When I was in college, my Art History professor told us we could go to most museums with our student ID and get in for couple of dollars. After the first time o tried it, and got 80% off the price of admission, I started hanging out in museums. It was so cheap if was practically free, I could go anytime and it was so inspiring to just sit or stand in the middle of decades and centuries of great achievement. anytime I wanted (not just on Friday evenings). Museums became one of my favorite places to visit and just hang out for hours.
Once, at MOMA, there was an exhibit that really floored me – it was a large room that just had a lot of junk piled up in it. The exhibit was by Song Dong whose mother had recently died and in taking care of her affairs, he had collected all the items she had in her tiny house – empty toothpaste tubes, lots of empty shopping bags, mismatched shoes, containers that been recycled without being needed. In short, Dong’s mother was a hoarder.
I’ve never forgotten the exhibit because “keeping things until when you needed them” was how I grew up. We didn’t throw things away that could be used in another way – we reused paint cans as flower pots, washed out butter containers to store leftover food, we reused gift bags instead of buying a new one every time and used the money on the gift itself.
In his book The More of Less, Becker says something that I absolutely agree with.
For each of us, when we were born, what stage of life we are in today, and what we have lived through and are still living through help to shape our relationship to things.
Becker explains what each generation (in the US) says about a person’s particular style of consumerism – what events the Silent Generation, the Baby Boomers, Generation X and the Millennial Generations lived through and how that experience affects their tendency to store stuff or not.
He also shares how he decided to live a minimalist life after feeling the weight of all the stuff he had – he was giving up time with his family so that he could take care of the consumer goods he’d acquired. What followed was years of selling or giving way more than half of his stuff so that he could focus on what he could do with less.
But the book isn’t just about Becker’s story – it’s more of a guide on how to incorporate the same lessons to have more of the life you want with less stuff. It explores where the idea that “happiness comes from having more stuff” came from in the first place. Click here and here to read my reviews. I read a lot. So I go through a lot of books in a short space of time. And all my life, I have wanted to have a personal library with all the books I’d want to read. As I’ve gotten older and matured in my thinking, I realize that is an impossible goal. I will never have all the books I want to read. There will always be something new that interests me, a new release, an old book that’s been out of circulation for some time and a copy just became available.

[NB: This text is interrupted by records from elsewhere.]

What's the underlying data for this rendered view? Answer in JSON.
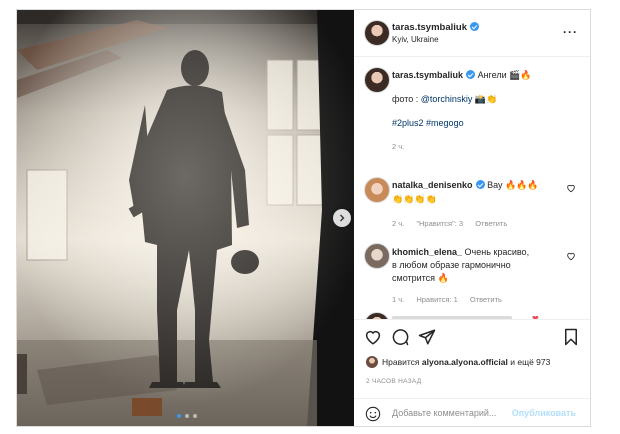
{
  "post": {
    "author": "taras.tsymbaliuk",
    "location": "Kyiv, Ukraine",
    "caption_text": "Ангели",
    "caption_emoji": "🎬🔥",
    "photo_credit_prefix": "фото : ",
    "photo_credit_handle": "@torchinskiy",
    "photo_credit_emoji": "📸👏",
    "hashtags": [
      "#2plus2",
      "#megogo"
    ],
    "caption_time": "2 ч.",
    "carousel": {
      "total": 3,
      "current": 1
    }
  },
  "comments": [
    {
      "user": "natalka_denisenko",
      "verified": true,
      "text": "Вау",
      "emoji": "🔥🔥🔥",
      "emoji2": "👏👏👏👏",
      "time": "2 ч.",
      "likes": "\"Нравится\": 3",
      "reply": "Ответить"
    },
    {
      "user": "khomich_elena_",
      "verified": false,
      "text_line1": "Очень красиво,",
      "text_line2": "в любом образе гармонично",
      "text_line3": "смотрится",
      "emoji": "🔥",
      "time": "1 ч.",
      "likes": "Нравится: 1",
      "reply": "Ответить"
    }
  ],
  "actions": {
    "liked_by_prefix": "Нравится",
    "liked_by_user": "alyona.alyona.official",
    "liked_by_suffix": "и ещё 973",
    "timestamp": "2 ЧАСОВ НАЗАД",
    "comment_placeholder": "Добавьте комментарий...",
    "publish_label": "Опубликовать"
  },
  "colors": {
    "verified": "#3897f0",
    "link": "#00376b",
    "muted": "#8e8e8e",
    "publish_disabled": "#b2dffc"
  }
}
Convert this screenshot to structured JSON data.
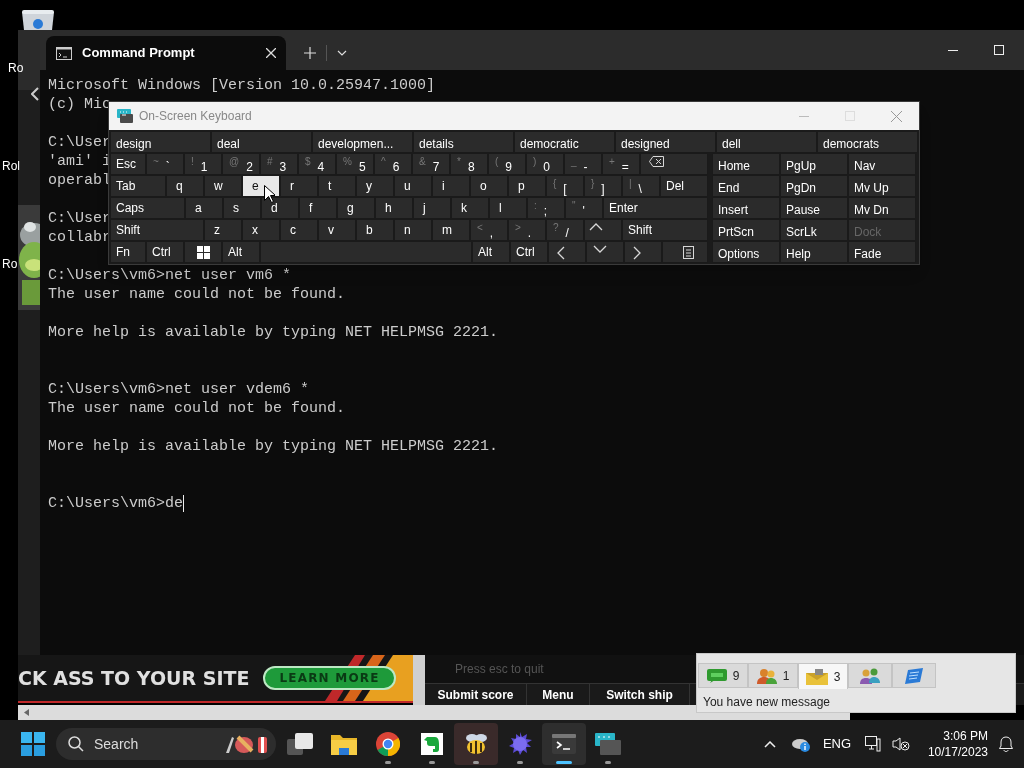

Thankfully, I have the library to fuel my reading fancy. But imagine if I tried to keep all the books I am always acquiring? Last month alone, I added 8 books to my shelves. If that was an average month, I would have close to 100 new books every year. Eventually, there wouldn’t be room for more.
I love art but I can’t carry it all home with me. Every so often, I’ll just stop by the museum and admire what is on display and leave it there for the next person to enjoy.
I love books but I can’t keep all the books I’ve read. That forces me to prioritize and keep only the ones I want to reread and study for one reason or another.
Some things are meant to be kept. Some things are only meant to be enjoyed for a season. Sometimes, it’s hard to know which is which.